Go through the entries below and copy every line that holds the word "name".

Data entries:
----
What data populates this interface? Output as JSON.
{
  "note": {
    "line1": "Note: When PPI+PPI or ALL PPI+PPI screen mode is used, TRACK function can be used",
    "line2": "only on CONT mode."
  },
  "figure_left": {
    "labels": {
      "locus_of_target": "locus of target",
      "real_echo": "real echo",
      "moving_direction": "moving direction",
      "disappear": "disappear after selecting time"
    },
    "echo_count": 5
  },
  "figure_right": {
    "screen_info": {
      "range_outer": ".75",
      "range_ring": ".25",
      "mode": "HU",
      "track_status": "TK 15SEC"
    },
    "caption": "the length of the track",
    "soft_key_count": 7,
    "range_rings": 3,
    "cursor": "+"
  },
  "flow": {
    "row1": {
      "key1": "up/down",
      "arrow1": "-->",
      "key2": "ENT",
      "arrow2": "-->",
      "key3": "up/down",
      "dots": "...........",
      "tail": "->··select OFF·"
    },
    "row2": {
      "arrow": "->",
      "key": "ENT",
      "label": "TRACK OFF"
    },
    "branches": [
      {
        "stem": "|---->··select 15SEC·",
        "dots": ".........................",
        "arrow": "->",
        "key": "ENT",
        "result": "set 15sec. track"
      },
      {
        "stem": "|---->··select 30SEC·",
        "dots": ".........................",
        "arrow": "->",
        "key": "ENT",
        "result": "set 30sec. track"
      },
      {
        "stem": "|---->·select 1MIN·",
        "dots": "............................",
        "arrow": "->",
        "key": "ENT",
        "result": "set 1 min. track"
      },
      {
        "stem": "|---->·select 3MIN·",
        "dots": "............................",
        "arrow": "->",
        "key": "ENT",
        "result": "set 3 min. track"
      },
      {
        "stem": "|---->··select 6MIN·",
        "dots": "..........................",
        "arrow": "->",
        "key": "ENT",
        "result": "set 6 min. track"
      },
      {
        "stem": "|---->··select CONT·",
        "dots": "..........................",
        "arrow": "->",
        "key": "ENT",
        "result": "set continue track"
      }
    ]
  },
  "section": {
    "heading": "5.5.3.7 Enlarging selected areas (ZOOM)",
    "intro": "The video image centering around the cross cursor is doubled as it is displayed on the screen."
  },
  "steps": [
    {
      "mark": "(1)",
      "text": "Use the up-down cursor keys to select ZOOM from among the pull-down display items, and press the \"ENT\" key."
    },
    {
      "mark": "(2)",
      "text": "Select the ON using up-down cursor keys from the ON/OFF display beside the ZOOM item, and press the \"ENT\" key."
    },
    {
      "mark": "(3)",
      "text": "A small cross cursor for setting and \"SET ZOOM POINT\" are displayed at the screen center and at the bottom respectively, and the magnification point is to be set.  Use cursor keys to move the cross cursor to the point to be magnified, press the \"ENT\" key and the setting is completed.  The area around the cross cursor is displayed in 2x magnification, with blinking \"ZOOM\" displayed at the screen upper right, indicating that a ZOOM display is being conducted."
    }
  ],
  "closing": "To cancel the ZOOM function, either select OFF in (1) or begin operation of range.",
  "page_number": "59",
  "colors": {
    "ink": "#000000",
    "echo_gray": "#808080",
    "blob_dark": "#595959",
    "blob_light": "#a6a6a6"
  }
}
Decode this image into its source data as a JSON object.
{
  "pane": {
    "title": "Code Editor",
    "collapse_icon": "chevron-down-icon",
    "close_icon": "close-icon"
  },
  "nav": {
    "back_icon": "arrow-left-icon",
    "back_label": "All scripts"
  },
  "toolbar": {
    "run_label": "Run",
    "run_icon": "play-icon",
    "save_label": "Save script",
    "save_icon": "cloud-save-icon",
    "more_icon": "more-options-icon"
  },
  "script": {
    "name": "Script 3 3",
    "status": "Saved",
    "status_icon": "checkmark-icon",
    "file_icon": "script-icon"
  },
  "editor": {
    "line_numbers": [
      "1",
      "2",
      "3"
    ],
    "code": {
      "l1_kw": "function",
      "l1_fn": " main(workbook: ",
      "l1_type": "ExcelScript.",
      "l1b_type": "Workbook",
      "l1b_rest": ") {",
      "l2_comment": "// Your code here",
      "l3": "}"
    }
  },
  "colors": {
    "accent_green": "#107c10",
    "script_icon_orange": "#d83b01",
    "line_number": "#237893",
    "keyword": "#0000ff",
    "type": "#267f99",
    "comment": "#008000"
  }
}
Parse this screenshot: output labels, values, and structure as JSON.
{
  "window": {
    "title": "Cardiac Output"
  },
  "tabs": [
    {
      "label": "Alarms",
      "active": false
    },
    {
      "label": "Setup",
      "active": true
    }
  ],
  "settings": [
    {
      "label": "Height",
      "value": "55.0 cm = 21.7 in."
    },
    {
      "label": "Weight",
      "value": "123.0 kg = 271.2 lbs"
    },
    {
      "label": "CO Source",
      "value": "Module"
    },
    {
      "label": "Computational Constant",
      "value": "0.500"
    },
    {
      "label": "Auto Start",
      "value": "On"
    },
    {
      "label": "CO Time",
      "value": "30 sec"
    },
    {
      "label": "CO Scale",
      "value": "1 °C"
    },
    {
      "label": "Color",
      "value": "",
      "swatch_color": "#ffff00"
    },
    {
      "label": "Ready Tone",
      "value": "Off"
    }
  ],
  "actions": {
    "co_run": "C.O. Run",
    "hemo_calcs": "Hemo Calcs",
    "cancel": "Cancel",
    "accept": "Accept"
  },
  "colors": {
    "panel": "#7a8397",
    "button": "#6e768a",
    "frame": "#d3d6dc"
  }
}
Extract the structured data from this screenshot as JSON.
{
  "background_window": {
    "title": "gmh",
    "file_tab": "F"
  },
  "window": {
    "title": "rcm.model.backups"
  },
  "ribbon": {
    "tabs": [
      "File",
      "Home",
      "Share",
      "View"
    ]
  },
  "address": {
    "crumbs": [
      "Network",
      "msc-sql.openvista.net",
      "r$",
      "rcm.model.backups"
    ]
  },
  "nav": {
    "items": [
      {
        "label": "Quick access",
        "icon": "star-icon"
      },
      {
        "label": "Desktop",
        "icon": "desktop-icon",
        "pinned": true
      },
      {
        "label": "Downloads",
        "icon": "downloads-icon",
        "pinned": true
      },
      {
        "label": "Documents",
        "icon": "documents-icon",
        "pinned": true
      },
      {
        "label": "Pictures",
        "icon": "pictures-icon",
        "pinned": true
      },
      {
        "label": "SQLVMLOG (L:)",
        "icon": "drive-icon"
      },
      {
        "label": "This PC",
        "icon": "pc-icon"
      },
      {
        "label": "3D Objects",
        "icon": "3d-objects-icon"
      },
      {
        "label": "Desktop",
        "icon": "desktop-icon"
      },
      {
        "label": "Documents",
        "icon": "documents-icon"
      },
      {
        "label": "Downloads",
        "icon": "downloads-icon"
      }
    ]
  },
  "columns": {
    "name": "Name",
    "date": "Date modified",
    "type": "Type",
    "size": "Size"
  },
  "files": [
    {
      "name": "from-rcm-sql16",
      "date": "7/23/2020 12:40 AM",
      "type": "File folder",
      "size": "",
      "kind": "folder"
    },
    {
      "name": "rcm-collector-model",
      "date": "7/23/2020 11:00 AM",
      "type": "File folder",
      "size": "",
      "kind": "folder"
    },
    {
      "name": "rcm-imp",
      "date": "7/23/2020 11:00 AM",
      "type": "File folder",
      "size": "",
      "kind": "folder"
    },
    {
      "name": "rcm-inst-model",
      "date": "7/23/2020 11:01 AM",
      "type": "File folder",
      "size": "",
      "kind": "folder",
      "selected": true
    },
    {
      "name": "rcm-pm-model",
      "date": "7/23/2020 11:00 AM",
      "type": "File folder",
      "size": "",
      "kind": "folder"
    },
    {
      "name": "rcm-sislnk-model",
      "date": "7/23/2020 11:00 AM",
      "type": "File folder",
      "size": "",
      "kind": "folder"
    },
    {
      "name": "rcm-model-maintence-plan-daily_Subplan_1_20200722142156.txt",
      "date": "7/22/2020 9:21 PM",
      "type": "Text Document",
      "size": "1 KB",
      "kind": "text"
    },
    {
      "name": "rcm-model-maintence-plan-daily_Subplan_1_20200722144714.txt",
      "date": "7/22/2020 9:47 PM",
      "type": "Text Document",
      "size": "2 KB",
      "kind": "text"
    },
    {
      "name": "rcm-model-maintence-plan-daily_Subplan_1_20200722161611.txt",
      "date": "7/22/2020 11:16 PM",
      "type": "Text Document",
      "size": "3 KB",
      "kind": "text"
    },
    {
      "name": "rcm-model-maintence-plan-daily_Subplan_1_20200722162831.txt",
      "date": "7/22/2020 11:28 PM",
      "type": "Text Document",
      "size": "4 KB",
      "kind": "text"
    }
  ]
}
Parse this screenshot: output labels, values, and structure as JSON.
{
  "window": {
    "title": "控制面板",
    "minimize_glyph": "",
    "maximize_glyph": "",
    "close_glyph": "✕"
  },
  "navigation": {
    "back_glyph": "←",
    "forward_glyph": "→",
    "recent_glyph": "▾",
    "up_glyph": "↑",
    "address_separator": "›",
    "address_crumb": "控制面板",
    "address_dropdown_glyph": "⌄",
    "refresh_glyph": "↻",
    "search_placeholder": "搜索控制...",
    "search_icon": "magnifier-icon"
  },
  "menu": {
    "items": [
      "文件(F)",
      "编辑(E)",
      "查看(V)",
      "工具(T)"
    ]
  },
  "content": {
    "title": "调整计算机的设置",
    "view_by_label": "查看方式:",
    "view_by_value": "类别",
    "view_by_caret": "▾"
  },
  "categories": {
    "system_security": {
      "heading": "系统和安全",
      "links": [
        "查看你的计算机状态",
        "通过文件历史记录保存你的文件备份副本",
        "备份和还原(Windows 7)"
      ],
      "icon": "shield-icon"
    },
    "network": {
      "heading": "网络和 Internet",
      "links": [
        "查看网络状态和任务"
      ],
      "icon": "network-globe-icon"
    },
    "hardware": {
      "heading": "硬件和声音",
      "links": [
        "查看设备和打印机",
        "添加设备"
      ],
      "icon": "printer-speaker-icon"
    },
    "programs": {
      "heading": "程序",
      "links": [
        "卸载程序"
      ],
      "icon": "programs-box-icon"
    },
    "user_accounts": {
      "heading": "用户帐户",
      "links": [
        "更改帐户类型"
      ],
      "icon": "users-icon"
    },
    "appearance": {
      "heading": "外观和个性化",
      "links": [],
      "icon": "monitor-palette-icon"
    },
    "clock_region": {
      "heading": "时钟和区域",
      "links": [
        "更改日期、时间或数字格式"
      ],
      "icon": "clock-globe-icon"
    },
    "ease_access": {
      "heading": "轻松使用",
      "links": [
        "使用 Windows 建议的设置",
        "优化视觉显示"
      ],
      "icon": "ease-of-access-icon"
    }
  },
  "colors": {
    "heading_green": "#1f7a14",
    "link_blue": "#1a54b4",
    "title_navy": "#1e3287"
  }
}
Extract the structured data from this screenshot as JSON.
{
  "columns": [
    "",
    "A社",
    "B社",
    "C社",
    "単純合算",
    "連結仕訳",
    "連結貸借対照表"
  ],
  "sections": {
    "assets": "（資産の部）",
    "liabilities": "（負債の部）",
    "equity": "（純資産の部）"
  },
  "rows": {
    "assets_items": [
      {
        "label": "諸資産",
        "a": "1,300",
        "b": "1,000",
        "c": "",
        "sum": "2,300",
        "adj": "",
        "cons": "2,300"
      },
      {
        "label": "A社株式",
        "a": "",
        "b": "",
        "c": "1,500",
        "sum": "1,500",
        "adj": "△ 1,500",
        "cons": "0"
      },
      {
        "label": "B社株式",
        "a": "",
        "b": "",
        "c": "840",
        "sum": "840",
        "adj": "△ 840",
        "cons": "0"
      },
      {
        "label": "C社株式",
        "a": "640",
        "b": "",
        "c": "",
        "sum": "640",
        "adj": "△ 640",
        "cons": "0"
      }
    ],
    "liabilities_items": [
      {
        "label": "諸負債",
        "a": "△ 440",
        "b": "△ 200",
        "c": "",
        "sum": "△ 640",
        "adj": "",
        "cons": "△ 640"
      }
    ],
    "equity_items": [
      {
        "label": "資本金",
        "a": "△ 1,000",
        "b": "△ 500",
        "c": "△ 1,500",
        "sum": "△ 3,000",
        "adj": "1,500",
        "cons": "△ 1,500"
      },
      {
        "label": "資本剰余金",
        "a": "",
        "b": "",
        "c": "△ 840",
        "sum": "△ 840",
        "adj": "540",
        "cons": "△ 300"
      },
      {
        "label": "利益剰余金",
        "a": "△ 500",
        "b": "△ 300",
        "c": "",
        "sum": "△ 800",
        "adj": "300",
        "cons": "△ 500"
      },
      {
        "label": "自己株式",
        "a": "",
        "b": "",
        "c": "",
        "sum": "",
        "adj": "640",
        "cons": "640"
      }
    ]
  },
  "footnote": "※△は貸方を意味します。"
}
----
## Task answer:
    "name": "Script 3 3",
    "name": "Name",
      "name": "from-rcm-sql16",
      "name": "rcm-collector-model",
      "name": "rcm-imp",
      "name": "rcm-inst-model",
      "name": "rcm-pm-model",
      "name": "rcm-sislnk-model",
      "name": "rcm-model-maintence-plan-daily_Subplan_1_20200722142156.txt",
      "name": "rcm-model-maintence-plan-daily_Subplan_1_20200722144714.txt",
      "name": "rcm-model-maintence-plan-daily_Subplan_1_20200722161611.txt",
      "name": "rcm-model-maintence-plan-daily_Subplan_1_20200722162831.txt",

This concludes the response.